Netflix, the king of downloads, is grabbing more bandwidth, and was responsible for 34 percent of all peak-time Internet usage in early 2014. Sandvine, a Canadian networking services firm, says Netflix's share continues to rise. YouTube dropped from more than 18 percent of peak time data in 2013 to just over 13 percent. Amazon and Hulu both have less than 2 percent of total usage. The videogame service Twitch moved into the top 15 applications for the first time. According to Sandvine, the top 15 percent of streaming video users gobble up seven times as much data as the average broadband user.
It may soon be easier for many Americans to get a mortgage. The Obama administration and federal regulators are backing away from previous proposals to tighten lending standards, reports The Wall Street Journal. Critics said the rules could choke off the housing recovery. The proposals would have required bigger down payments for some types of mortgages.
Big-company profits and Wall Street averages are at fresh highs as the S&P 500 closed at a new record. But the Main Street economy remains stock in a rut. The Commerce Department reported that retail sales in April barely grew at all. Marshal Cohen at NPD Group has been tracking consumers' spending behavior for decades. He's never seen anything quite like this. "They are holding back on buying unless they really need the product," with fewer impulse purchases, says Cohen. But warmer weather could boost spending this month. "For the first time in 35 years weather really does play a role right now." Consumers spend on an as-needed basis. "They're not stockpiling the way they used to."

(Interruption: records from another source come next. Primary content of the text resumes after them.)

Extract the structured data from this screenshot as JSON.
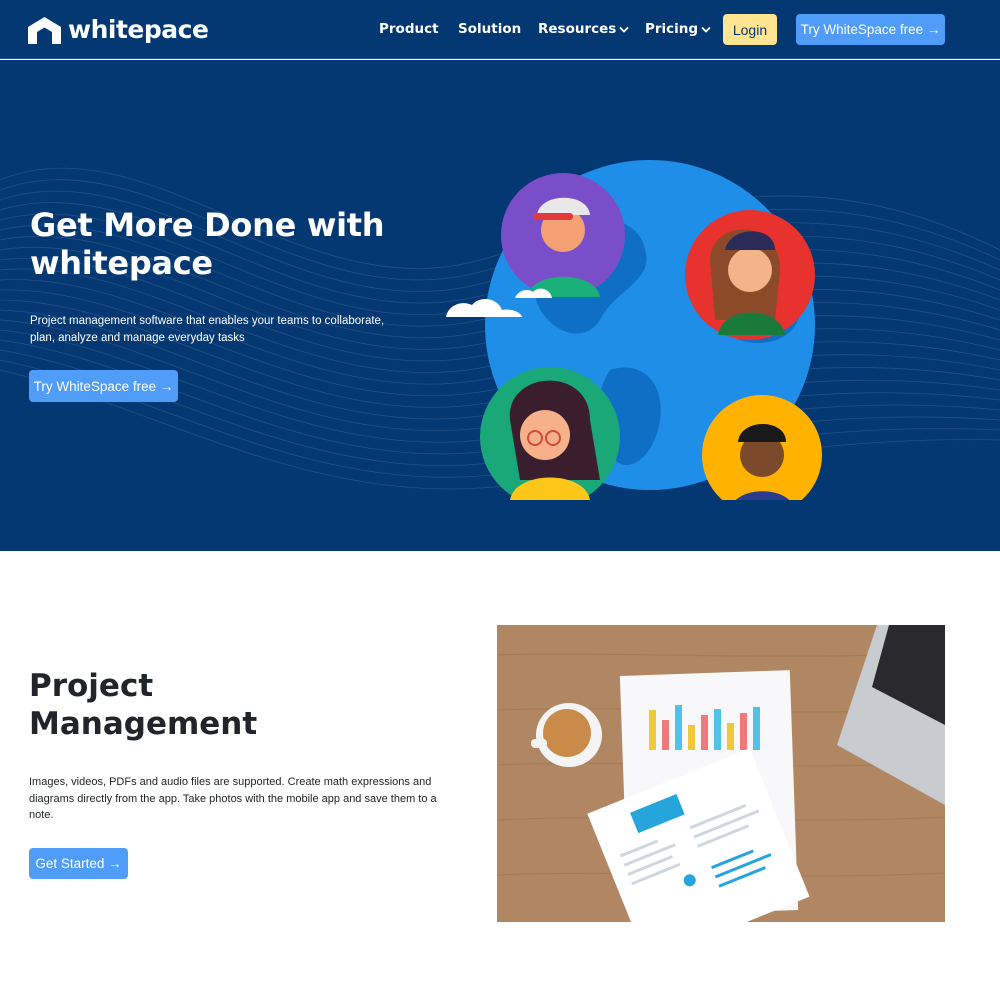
{
  "header": {
    "logo_text": "whitepace",
    "nav": [
      {
        "label": "Product",
        "dropdown": false
      },
      {
        "label": "Solution",
        "dropdown": false
      },
      {
        "label": "Resources",
        "dropdown": true
      },
      {
        "label": "Pricing",
        "dropdown": true
      }
    ],
    "login_label": "Login",
    "try_label": "Try WhiteSpace free →"
  },
  "hero": {
    "title": "Get More Done with whitepace",
    "subtitle": "Project management software that enables your teams to collaborate, plan, analyze and manage everyday tasks",
    "cta_label": "Try WhiteSpace free →"
  },
  "section": {
    "title": "Project Management",
    "description": "Images, videos, PDFs and audio files are supported. Create math expressions and diagrams directly from the app. Take photos with the mobile app and save them to a note.",
    "cta_label": "Get Started →"
  },
  "colors": {
    "brand_dark": "#043873",
    "accent_blue": "#4f9cf9",
    "accent_yellow": "#ffe492"
  },
  "icons": [
    "logo-icon",
    "chevron-down-icon"
  ]
}
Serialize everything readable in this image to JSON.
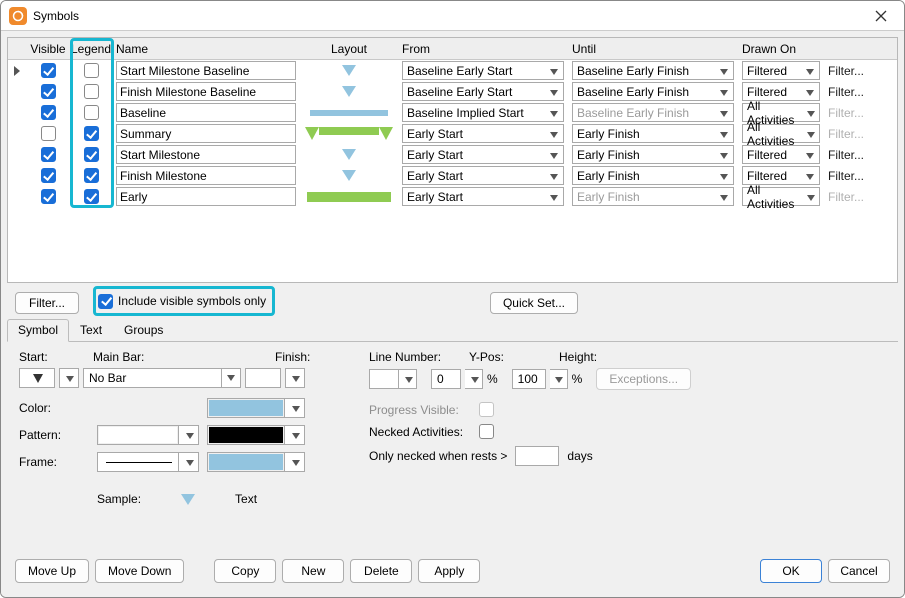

A new analysis of data from the Bureau of Labor Statistics finds Americans are not putting away the funds they will need for retirement. "We found that the median amount being saved is a big fat zero," says Mike Sante of Interest.com. "They have to save more than their grandparents did or their parents did or they're going to have a very difficult, trying retirement."
Tough times for Sony: The once high-flying Japanese consumer electronics company reported a $1.3 billion quarterly loss. Much of that is because of expenses after Sony pulled the plug on its personal computer business. The firm's annual loss was three times greater than the previous year.
A report by Human Rights Watch says children as young as 7 years old are working long hours in tobacco fields in hazardous conditions. The report comes from interviews with more than 140 kids working on farms in North Carolina, Kentucky, Tennessee and Virginia. Children said they long hours without overtime pay and wore inadequate protective gear. Human Rights Watch says most of what it found is legal under US law, but it's urging governments and tobacco companies to take further steps to protect children.
Wal-Mart has agreed to settle claims from families of victims who died in a 2011 cantaloupe listeria outbreak. The contamination was traced to a Colorado farm and 33 people were killed. The Denver Post reports that Wal-Mart settled with 23 families, including nine in Colorado. The terms of the settlements were kept confidential.
Richard Davies Business Correspondent ABC News Radio abcnews.com Twitter: daviesnow